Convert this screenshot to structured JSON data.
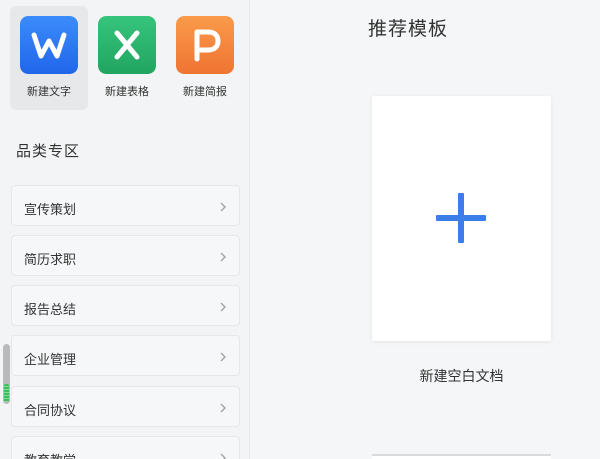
{
  "new_items": [
    {
      "label": "新建文字",
      "icon": "wps-writer-icon",
      "color": "#2f7df6"
    },
    {
      "label": "新建表格",
      "icon": "wps-spreadsheet-icon",
      "color": "#2fb36e"
    },
    {
      "label": "新建简报",
      "icon": "wps-presentation-icon",
      "color": "#f2883d"
    }
  ],
  "sidebar": {
    "section_title": "品类专区",
    "categories": [
      {
        "label": "宣传策划"
      },
      {
        "label": "简历求职"
      },
      {
        "label": "报告总结"
      },
      {
        "label": "企业管理"
      },
      {
        "label": "合同协议"
      },
      {
        "label": "教育教学"
      }
    ]
  },
  "main": {
    "title": "推荐模板",
    "blank_card_label": "新建空白文档",
    "accent_color": "#3b7ee8"
  }
}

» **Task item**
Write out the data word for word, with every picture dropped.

» **Your response**
Convert this screenshot to structured JSON data.
{
  "new_items": [
    {
      "label": "新建文字",
      "icon": "wps-writer-icon",
      "color": "#2f7df6"
    },
    {
      "label": "新建表格",
      "icon": "wps-spreadsheet-icon",
      "color": "#2fb36e"
    },
    {
      "label": "新建简报",
      "icon": "wps-presentation-icon",
      "color": "#f2883d"
    }
  ],
  "sidebar": {
    "section_title": "品类专区",
    "categories": [
      {
        "label": "宣传策划"
      },
      {
        "label": "简历求职"
      },
      {
        "label": "报告总结"
      },
      {
        "label": "企业管理"
      },
      {
        "label": "合同协议"
      },
      {
        "label": "教育教学"
      }
    ]
  },
  "main": {
    "title": "推荐模板",
    "blank_card_label": "新建空白文档",
    "accent_color": "#3b7ee8"
  }
}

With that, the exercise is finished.